Work to be completed: Where the string "value" shows up in a line of the records, copy that line.

>>>

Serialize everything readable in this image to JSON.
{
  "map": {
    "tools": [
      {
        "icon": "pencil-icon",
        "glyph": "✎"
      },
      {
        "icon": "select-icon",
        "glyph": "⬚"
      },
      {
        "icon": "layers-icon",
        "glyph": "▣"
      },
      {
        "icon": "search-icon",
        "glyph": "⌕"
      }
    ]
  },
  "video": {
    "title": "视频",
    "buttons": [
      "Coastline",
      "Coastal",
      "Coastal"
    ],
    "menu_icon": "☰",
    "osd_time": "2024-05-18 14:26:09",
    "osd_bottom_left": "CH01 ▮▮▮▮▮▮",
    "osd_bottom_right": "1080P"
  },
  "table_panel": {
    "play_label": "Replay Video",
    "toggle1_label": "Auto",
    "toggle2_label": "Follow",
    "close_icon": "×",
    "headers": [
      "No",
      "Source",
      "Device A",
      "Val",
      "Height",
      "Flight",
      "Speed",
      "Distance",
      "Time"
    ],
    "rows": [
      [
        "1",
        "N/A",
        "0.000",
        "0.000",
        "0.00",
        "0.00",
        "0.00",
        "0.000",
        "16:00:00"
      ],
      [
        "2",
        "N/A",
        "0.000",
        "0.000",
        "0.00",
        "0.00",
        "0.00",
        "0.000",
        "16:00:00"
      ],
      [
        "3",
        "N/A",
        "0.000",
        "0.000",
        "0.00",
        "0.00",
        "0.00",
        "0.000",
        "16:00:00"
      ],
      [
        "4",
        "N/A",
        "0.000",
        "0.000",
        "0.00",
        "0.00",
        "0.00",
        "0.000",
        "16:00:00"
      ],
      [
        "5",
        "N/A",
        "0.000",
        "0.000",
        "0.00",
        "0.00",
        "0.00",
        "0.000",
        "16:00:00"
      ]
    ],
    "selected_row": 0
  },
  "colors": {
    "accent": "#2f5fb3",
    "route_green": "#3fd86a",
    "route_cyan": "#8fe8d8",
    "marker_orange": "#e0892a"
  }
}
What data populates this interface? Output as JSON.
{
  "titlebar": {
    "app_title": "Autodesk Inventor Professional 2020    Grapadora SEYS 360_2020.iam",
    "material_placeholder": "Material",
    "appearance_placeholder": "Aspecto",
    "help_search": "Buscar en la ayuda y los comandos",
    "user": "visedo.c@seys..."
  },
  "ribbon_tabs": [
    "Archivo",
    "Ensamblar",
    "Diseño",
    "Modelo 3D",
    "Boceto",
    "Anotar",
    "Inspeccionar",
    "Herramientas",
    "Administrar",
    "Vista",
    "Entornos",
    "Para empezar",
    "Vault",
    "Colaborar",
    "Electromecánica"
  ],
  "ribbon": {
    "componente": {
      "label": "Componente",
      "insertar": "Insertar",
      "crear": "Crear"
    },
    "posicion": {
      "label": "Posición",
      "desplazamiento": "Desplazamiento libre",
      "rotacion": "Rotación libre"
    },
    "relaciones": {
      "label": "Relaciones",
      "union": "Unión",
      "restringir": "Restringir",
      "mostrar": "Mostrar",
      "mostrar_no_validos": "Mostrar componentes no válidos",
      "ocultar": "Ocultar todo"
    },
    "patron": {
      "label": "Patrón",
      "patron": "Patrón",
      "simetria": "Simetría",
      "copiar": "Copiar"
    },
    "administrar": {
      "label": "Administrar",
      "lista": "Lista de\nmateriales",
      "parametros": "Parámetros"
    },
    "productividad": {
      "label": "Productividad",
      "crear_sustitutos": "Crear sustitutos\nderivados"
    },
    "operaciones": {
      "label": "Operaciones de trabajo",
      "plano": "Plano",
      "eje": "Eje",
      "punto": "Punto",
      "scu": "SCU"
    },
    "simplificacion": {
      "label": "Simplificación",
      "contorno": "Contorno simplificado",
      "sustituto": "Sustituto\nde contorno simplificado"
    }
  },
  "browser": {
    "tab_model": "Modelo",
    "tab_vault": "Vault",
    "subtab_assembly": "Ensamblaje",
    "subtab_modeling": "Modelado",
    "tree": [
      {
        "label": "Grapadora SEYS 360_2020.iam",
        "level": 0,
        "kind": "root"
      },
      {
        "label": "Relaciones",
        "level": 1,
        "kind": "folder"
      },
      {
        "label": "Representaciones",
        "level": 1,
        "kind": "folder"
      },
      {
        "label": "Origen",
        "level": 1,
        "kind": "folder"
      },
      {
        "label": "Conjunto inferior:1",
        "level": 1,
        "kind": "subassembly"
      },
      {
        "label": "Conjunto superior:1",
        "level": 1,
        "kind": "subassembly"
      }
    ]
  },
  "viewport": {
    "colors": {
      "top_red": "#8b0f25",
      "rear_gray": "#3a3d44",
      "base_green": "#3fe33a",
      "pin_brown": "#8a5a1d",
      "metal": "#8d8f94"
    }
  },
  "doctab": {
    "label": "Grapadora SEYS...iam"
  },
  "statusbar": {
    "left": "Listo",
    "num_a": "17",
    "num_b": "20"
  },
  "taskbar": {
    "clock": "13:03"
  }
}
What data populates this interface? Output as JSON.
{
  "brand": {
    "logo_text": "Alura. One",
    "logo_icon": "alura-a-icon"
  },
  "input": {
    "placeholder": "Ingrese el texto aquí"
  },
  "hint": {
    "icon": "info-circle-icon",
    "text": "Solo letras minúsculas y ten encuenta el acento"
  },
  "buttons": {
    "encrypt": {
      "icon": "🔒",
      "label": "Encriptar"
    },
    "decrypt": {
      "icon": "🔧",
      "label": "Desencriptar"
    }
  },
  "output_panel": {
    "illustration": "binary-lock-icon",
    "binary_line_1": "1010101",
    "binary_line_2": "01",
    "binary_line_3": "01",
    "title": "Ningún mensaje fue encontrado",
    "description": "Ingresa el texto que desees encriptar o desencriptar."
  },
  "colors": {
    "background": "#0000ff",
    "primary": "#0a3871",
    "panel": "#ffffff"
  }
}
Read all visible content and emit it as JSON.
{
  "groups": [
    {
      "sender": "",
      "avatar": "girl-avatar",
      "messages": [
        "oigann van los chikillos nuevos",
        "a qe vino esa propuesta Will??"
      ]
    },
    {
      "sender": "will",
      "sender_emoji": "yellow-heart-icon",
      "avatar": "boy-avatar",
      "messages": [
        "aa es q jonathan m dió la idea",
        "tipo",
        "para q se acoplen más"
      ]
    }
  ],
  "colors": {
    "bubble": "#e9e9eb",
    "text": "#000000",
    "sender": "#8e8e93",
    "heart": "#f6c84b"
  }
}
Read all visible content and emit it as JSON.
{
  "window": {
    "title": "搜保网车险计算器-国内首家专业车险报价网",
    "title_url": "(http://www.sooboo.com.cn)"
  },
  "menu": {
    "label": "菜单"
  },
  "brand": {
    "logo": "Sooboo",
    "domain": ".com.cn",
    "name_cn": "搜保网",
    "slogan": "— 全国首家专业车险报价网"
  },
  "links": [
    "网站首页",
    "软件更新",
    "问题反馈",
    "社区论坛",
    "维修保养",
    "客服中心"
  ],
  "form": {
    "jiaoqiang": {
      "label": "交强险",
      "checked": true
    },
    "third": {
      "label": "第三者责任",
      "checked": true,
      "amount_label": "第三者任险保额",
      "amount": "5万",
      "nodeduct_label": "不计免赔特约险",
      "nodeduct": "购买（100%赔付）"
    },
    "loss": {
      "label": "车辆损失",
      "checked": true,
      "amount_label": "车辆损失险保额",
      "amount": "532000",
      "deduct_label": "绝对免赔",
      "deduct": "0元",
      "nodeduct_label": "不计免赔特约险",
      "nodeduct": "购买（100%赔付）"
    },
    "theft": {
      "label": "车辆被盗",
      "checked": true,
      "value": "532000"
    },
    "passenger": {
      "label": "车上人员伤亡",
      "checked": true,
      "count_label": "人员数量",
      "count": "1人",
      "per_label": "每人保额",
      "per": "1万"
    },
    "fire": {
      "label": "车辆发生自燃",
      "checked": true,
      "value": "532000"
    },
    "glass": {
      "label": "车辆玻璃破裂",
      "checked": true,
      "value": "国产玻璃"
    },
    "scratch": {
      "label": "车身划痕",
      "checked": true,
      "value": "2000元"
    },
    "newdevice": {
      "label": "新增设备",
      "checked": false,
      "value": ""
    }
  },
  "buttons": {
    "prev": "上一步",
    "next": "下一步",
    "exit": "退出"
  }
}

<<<

Solution:
      "value": "532000"
      "value": "532000"
      "value": "国产玻璃"
      "value": "2000元"
      "value": ""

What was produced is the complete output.